▶ ASSIGNMENT:
Where does the string "Selecione" appear in the records? Copy each line that holds it.

Data about app and page elements:
>>>

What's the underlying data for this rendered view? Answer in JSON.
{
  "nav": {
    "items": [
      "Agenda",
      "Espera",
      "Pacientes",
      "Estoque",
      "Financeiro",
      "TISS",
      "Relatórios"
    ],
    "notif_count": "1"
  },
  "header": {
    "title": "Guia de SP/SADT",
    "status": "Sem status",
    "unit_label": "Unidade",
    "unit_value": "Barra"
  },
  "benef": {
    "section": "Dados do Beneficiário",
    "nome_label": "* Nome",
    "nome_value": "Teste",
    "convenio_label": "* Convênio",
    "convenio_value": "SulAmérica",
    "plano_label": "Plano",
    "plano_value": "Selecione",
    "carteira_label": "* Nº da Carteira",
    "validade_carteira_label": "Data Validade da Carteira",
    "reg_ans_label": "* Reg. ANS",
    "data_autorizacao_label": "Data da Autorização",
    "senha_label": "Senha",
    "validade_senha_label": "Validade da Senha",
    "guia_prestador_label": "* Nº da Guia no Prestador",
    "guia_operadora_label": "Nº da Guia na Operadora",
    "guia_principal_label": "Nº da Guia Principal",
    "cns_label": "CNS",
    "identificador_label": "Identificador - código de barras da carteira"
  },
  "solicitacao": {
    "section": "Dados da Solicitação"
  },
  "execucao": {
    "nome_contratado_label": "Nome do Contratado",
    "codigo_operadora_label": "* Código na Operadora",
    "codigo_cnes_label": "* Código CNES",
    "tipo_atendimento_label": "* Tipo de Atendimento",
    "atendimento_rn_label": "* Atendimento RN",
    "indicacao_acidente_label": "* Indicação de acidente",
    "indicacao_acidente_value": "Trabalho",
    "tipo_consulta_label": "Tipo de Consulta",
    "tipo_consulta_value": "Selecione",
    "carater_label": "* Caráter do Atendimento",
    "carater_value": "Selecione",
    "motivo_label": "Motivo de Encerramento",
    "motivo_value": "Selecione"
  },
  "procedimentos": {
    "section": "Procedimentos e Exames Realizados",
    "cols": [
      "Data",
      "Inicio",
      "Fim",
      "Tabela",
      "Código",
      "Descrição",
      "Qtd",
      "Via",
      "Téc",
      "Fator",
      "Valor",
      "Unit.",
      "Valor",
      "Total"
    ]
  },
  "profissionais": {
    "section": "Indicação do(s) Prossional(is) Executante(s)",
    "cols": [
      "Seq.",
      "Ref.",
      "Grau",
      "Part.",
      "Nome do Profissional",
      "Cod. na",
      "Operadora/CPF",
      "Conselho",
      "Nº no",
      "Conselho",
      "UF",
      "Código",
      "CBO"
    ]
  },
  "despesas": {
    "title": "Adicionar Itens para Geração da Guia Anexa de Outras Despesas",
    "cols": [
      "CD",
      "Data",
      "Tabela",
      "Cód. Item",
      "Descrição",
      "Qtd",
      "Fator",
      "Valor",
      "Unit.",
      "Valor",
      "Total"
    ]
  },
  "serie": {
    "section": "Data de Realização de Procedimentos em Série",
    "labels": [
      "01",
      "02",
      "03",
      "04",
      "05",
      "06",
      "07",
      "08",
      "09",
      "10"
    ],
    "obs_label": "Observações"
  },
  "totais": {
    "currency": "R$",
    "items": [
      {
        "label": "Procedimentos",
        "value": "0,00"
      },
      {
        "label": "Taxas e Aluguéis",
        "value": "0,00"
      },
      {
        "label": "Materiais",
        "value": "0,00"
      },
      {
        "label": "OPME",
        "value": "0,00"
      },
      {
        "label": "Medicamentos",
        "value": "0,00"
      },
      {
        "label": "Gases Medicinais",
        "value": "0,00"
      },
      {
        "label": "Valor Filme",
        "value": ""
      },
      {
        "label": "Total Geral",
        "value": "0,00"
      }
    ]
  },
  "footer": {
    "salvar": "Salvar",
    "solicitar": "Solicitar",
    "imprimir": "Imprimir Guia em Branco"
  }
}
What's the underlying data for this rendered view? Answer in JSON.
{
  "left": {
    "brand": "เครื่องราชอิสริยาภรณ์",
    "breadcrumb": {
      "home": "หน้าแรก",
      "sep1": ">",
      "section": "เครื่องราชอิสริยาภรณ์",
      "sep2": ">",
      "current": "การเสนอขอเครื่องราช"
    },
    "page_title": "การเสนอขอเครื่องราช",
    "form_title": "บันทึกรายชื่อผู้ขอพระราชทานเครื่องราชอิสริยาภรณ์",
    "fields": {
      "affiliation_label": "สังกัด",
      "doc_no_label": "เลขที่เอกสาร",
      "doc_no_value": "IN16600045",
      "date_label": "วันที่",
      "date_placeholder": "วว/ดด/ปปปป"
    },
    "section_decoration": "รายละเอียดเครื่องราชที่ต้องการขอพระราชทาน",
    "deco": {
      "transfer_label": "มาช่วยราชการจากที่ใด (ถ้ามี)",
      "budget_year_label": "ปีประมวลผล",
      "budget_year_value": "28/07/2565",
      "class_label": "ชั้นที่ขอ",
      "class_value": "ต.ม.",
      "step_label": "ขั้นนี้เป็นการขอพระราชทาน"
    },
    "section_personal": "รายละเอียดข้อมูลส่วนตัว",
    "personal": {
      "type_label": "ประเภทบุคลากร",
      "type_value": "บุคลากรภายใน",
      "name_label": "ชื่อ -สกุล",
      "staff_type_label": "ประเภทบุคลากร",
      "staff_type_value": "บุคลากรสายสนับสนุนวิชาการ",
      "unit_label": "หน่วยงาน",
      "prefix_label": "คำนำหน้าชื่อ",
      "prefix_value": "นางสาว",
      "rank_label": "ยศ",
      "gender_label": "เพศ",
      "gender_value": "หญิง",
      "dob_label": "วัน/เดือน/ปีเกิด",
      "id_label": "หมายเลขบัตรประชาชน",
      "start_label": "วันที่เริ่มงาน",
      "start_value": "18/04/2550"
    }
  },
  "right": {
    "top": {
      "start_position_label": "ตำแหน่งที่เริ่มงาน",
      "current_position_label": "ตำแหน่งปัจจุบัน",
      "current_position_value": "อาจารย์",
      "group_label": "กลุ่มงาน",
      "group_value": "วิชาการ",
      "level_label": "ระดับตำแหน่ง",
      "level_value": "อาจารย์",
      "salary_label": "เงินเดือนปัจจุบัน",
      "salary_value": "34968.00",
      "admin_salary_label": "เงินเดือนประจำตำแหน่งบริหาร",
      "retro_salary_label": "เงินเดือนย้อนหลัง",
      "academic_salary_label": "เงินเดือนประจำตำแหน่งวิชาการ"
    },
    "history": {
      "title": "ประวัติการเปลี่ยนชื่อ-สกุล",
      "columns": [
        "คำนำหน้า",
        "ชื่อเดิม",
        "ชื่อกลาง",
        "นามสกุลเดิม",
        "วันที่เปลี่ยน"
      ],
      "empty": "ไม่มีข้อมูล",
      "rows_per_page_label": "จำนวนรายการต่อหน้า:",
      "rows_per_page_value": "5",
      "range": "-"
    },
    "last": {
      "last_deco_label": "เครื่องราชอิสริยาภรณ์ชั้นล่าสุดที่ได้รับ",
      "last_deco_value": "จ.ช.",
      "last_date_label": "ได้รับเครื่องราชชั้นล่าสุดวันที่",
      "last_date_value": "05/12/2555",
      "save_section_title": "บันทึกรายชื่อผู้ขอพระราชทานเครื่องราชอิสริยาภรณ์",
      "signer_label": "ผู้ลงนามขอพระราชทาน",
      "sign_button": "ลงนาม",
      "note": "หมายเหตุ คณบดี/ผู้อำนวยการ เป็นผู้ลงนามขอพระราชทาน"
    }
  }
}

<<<

▶ SOLVED EXERCISE:
    "plano_value": "Selecione",
    "tipo_consulta_value": "Selecione",
    "carater_value": "Selecione",
    "motivo_value": "Selecione"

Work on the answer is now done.